*** Opening Task material ***

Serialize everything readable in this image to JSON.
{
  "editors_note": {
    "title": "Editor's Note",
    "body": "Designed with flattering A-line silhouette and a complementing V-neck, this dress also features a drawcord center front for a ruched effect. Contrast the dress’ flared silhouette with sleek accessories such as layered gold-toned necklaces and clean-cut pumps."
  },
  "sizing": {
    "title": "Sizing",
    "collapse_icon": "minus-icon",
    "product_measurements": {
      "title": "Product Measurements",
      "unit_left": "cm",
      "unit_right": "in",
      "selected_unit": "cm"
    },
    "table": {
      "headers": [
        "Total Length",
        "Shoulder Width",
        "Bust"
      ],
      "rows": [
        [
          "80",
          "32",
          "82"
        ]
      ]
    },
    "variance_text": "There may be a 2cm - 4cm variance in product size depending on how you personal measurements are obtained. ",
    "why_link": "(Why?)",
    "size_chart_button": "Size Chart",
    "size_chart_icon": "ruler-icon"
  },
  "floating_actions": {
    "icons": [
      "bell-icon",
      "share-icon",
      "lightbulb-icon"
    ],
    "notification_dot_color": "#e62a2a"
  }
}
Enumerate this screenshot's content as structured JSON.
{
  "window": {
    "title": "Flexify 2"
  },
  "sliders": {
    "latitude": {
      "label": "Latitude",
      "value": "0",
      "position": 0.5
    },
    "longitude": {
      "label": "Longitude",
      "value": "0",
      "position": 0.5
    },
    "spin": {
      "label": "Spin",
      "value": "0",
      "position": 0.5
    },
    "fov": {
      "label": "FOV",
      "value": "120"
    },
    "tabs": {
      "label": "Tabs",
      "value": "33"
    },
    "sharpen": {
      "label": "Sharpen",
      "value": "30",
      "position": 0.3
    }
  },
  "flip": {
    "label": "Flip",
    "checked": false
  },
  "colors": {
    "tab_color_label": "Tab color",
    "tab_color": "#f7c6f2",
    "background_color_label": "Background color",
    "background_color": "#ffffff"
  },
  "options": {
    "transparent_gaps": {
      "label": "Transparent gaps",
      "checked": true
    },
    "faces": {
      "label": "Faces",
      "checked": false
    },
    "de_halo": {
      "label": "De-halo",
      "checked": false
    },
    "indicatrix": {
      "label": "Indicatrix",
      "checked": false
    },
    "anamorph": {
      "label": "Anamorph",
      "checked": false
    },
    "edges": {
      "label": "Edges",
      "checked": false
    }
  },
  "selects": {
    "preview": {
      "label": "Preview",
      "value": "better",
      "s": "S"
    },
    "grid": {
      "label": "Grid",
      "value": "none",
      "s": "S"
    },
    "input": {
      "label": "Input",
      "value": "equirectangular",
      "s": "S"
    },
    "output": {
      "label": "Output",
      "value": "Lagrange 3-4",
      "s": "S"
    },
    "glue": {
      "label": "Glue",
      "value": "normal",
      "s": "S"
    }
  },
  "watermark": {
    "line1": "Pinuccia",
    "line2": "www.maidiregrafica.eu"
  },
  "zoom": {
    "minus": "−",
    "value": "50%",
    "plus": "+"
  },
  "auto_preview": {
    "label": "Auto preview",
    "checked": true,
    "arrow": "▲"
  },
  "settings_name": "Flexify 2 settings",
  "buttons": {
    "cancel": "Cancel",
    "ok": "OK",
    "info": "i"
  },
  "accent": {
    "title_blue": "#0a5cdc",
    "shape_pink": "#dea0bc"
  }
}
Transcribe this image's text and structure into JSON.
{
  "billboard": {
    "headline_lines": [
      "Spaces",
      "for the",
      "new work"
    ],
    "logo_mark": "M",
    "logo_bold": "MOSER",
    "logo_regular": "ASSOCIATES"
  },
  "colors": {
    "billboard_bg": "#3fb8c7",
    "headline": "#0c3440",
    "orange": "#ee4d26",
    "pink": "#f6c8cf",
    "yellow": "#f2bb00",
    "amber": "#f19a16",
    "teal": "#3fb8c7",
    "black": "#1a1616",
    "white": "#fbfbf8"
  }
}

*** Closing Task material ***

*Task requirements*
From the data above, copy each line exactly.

*Solution*
Serialize everything readable in this image to JSON.
{
  "editors_note": {
    "title": "Editor's Note",
    "body": "Designed with flattering A-line silhouette and a complementing V-neck, this dress also features a drawcord center front for a ruched effect. Contrast the dress’ flared silhouette with sleek accessories such as layered gold-toned necklaces and clean-cut pumps."
  },
  "sizing": {
    "title": "Sizing",
    "collapse_icon": "minus-icon",
    "product_measurements": {
      "title": "Product Measurements",
      "unit_left": "cm",
      "unit_right": "in",
      "selected_unit": "cm"
    },
    "table": {
      "headers": [
        "Total Length",
        "Shoulder Width",
        "Bust"
      ],
      "rows": [
        [
          "80",
          "32",
          "82"
        ]
      ]
    },
    "variance_text": "There may be a 2cm - 4cm variance in product size depending on how you personal measurements are obtained. ",
    "why_link": "(Why?)",
    "size_chart_button": "Size Chart",
    "size_chart_icon": "ruler-icon"
  },
  "floating_actions": {
    "icons": [
      "bell-icon",
      "share-icon",
      "lightbulb-icon"
    ],
    "notification_dot_color": "#e62a2a"
  }
}
Enumerate this screenshot's content as structured JSON.
{
  "window": {
    "title": "Flexify 2"
  },
  "sliders": {
    "latitude": {
      "label": "Latitude",
      "value": "0",
      "position": 0.5
    },
    "longitude": {
      "label": "Longitude",
      "value": "0",
      "position": 0.5
    },
    "spin": {
      "label": "Spin",
      "value": "0",
      "position": 0.5
    },
    "fov": {
      "label": "FOV",
      "value": "120"
    },
    "tabs": {
      "label": "Tabs",
      "value": "33"
    },
    "sharpen": {
      "label": "Sharpen",
      "value": "30",
      "position": 0.3
    }
  },
  "flip": {
    "label": "Flip",
    "checked": false
  },
  "colors": {
    "tab_color_label": "Tab color",
    "tab_color": "#f7c6f2",
    "background_color_label": "Background color",
    "background_color": "#ffffff"
  },
  "options": {
    "transparent_gaps": {
      "label": "Transparent gaps",
      "checked": true
    },
    "faces": {
      "label": "Faces",
      "checked": false
    },
    "de_halo": {
      "label": "De-halo",
      "checked": false
    },
    "indicatrix": {
      "label": "Indicatrix",
      "checked": false
    },
    "anamorph": {
      "label": "Anamorph",
      "checked": false
    },
    "edges": {
      "label": "Edges",
      "checked": false
    }
  },
  "selects": {
    "preview": {
      "label": "Preview",
      "value": "better",
      "s": "S"
    },
    "grid": {
      "label": "Grid",
      "value": "none",
      "s": "S"
    },
    "input": {
      "label": "Input",
      "value": "equirectangular",
      "s": "S"
    },
    "output": {
      "label": "Output",
      "value": "Lagrange 3-4",
      "s": "S"
    },
    "glue": {
      "label": "Glue",
      "value": "normal",
      "s": "S"
    }
  },
  "watermark": {
    "line1": "Pinuccia",
    "line2": "www.maidiregrafica.eu"
  },
  "zoom": {
    "minus": "−",
    "value": "50%",
    "plus": "+"
  },
  "auto_preview": {
    "label": "Auto preview",
    "checked": true,
    "arrow": "▲"
  },
  "settings_name": "Flexify 2 settings",
  "buttons": {
    "cancel": "Cancel",
    "ok": "OK",
    "info": "i"
  },
  "accent": {
    "title_blue": "#0a5cdc",
    "shape_pink": "#dea0bc"
  }
}
Transcribe this image's text and structure into JSON.
{
  "billboard": {
    "headline_lines": [
      "Spaces",
      "for the",
      "new work"
    ],
    "logo_mark": "M",
    "logo_bold": "MOSER",
    "logo_regular": "ASSOCIATES"
  },
  "colors": {
    "billboard_bg": "#3fb8c7",
    "headline": "#0c3440",
    "orange": "#ee4d26",
    "pink": "#f6c8cf",
    "yellow": "#f2bb00",
    "amber": "#f19a16",
    "teal": "#3fb8c7",
    "black": "#1a1616",
    "white": "#fbfbf8"
  }
}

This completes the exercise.